So does this mean that they don’t make the option fee or that if they decide not to buy the property that they get to keep the option fee? I assume it would be the second one. Either way, the only benefit to the investor would be the appreciation of the property…at the cash out. When the investor gets his asking price, which is more than what the original seller received, plus the monthly payment if it is more than what is paid to the original seller. All in all that still isn’t really worth going after, unless the appreciation is rather high and the asking price is much higher than what the original seller gets. But that’s sort of like the “long haul”. You might as well be doing rental property. Am I wrong? Please tell me if I am, love the information!

William

Here is what the bill says about L/O:
‘It is against North Carolina law for a real estate resale dealer to charge a consumer a nonrefundable deposit, payment, fee, or similar consideration on a rent‑to‑own agreement, an option to buy contract, a contract or offer to purchase, a lease option or lease purchase agreement, an installment land sale contract with right of possession in the buyer, a land trust agreement, or some similar arrangement if the real estate resale dealer has taken control of the property while the property is subject to a deed of trust or mortgage or mortgage securing the debt of another person.’

Now, as I read it, you, as the investor, cannot collect a ‘nonrefundable’ fee or deposit IF there is a lien against the property that is in the name of a person other than the investor or the investor’s business.

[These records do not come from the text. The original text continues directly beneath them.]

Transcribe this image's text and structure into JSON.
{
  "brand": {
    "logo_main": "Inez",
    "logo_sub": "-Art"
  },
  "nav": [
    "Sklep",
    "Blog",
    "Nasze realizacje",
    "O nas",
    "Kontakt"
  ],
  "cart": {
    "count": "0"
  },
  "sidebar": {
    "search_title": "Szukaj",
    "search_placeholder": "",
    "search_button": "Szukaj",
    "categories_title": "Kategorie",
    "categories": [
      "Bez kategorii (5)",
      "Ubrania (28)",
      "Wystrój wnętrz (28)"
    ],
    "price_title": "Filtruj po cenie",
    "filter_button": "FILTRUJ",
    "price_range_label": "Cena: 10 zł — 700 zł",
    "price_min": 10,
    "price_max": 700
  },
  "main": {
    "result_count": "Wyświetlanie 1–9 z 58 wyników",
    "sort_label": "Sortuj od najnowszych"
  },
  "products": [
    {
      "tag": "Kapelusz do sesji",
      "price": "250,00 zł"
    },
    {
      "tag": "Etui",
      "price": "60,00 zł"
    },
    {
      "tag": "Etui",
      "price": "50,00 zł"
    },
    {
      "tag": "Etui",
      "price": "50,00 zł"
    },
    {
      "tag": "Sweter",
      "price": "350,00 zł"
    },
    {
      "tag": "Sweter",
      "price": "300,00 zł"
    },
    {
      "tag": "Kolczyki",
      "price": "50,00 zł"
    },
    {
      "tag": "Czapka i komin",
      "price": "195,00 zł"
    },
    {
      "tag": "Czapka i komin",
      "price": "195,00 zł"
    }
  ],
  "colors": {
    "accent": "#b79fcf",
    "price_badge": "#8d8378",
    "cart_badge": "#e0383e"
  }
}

HOWEVER, you’ll notice that it is very vague. Depending on who is reading it will really determine what exactly is “another person.” IF you are the tenant/buyer, another person is the investor. Confusing isn’t it?

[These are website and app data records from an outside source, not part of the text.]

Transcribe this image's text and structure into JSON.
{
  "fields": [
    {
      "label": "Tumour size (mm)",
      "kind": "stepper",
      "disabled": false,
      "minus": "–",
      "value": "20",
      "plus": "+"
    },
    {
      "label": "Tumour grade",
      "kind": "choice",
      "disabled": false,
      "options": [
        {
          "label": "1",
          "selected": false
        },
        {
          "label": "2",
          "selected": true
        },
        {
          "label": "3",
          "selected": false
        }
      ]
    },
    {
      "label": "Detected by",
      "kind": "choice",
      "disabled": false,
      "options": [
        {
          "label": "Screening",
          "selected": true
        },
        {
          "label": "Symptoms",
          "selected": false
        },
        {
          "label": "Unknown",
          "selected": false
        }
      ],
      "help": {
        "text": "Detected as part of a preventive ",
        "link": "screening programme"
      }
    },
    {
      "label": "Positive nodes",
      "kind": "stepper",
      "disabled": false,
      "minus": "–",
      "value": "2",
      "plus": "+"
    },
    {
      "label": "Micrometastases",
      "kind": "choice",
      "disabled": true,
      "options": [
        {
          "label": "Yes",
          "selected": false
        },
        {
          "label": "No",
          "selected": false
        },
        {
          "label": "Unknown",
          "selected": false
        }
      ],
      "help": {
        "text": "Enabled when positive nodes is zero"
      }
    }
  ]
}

It’s really hard to say how best to handle L/O’s and the like at this point. Let’s wait and see when and if, this bill becomes law, and if it does, exactly what is included in the law. I’m sure that it WILL become a law, but I’m also sure that it will undergo at least a couple more revisions before passing.

Roger